The shutdown of our nuclear power plants will result in a significant deficit in our domestic electricity production. Over the period 2011-2018, nuclear power plants produced between 19 TWh and 26 TWh of electricity, which corresponds to about 31-40% of our domestic production and 33-45% of our consumption. This in a context where Switzerland, since 2005, has already become dependent on electricity imports in some years, with an import balance reaching 6 TWh [→ Q11].

It would not be realistic to imagine rationalising our consumption to the point where we could simply do without these 19-26 TWh without any impact on our quality of life. On the contrary, according to the various forecasts based on the current energy system, our energy consumption should at best remain stable, and at worst increase by 30% by 2050 [→ Q87]. This trend obviously makes the challenge of nuclear phase-out even more critical.

So we will have to compensate for the lack of electricity supply by one, or a combination, of the following four options:

  • Doing “more with less” according to the principle of energy efficiency, i.e. offering the same services with less energy (especially less electricity) [→ Q44]
  • increasing our indigenous electricity production, through technologies other than nuclear, in particular renewable energy
  • modifying our habits, in order to stabilise or even reduce our electricity consumption according to the principle of energy moderation [→ Q99]
  • increasing our electricity imports, if this option remains possible in the future

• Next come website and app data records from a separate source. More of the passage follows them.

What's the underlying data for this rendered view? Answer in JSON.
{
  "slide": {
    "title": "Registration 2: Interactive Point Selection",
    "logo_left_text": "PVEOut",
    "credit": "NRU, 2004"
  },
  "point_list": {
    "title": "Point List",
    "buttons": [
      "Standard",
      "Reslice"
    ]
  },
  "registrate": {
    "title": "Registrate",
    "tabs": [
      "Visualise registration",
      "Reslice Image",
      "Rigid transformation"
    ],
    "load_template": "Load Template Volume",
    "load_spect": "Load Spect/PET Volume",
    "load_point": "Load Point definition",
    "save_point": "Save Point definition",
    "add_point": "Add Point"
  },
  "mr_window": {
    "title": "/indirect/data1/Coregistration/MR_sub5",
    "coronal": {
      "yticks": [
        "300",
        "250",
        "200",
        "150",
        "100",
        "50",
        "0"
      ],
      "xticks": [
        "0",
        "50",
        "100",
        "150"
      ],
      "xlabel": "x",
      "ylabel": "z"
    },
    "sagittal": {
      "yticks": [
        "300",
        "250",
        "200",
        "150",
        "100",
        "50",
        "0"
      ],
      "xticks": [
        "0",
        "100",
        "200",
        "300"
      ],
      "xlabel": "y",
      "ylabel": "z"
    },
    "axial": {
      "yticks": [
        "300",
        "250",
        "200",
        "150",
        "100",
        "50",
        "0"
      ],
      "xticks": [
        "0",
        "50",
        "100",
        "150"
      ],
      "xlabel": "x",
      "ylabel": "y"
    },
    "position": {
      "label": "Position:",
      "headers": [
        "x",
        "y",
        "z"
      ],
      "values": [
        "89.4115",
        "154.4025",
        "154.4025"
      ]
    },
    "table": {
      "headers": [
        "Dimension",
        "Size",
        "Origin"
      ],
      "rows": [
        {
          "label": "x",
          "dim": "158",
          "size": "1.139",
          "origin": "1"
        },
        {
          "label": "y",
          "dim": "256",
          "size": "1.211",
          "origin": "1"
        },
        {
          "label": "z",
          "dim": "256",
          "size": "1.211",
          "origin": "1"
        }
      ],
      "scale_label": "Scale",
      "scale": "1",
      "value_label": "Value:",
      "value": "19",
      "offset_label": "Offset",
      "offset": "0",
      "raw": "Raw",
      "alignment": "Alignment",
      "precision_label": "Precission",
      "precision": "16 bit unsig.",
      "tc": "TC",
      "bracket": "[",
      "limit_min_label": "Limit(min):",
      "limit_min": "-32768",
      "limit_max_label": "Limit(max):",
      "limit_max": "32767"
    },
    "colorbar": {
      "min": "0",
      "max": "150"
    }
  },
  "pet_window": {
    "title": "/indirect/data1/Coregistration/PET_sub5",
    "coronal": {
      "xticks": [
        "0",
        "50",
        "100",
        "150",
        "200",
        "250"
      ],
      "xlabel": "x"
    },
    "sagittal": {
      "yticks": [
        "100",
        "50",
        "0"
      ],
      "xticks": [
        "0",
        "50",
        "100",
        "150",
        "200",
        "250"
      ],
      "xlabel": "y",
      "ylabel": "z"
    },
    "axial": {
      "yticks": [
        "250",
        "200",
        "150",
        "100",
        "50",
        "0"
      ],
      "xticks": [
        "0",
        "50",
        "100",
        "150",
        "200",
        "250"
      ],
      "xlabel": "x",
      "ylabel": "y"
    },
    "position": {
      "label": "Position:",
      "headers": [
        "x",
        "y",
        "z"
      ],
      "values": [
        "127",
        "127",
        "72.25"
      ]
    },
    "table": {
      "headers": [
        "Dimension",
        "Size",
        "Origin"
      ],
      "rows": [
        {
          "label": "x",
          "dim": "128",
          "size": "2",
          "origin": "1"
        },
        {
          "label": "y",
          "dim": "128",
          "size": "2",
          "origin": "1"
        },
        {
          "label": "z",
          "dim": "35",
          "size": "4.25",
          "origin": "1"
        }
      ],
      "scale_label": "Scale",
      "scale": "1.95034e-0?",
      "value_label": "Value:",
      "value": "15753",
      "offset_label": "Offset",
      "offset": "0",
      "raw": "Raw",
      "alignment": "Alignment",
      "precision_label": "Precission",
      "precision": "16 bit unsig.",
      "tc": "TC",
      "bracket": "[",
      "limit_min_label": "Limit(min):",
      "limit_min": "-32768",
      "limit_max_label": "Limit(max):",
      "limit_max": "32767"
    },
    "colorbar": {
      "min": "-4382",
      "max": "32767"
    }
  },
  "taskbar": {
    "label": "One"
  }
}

lematin.ch (2019)
(). L’arrêt de Mühleberg est sur la bonne voie. Le Matin. Retrieved from www.lematin.ch/suisse/arret-muehleberg-bonne/story/25440857
Office fédéral de l'énergie (OFEN) (2018)
(). Statistique suisse de l’électricité 2018. OFEN.
Office fédéral de l'énergie (OFEN) (2013)
(). Perspectives énergétiques 2050.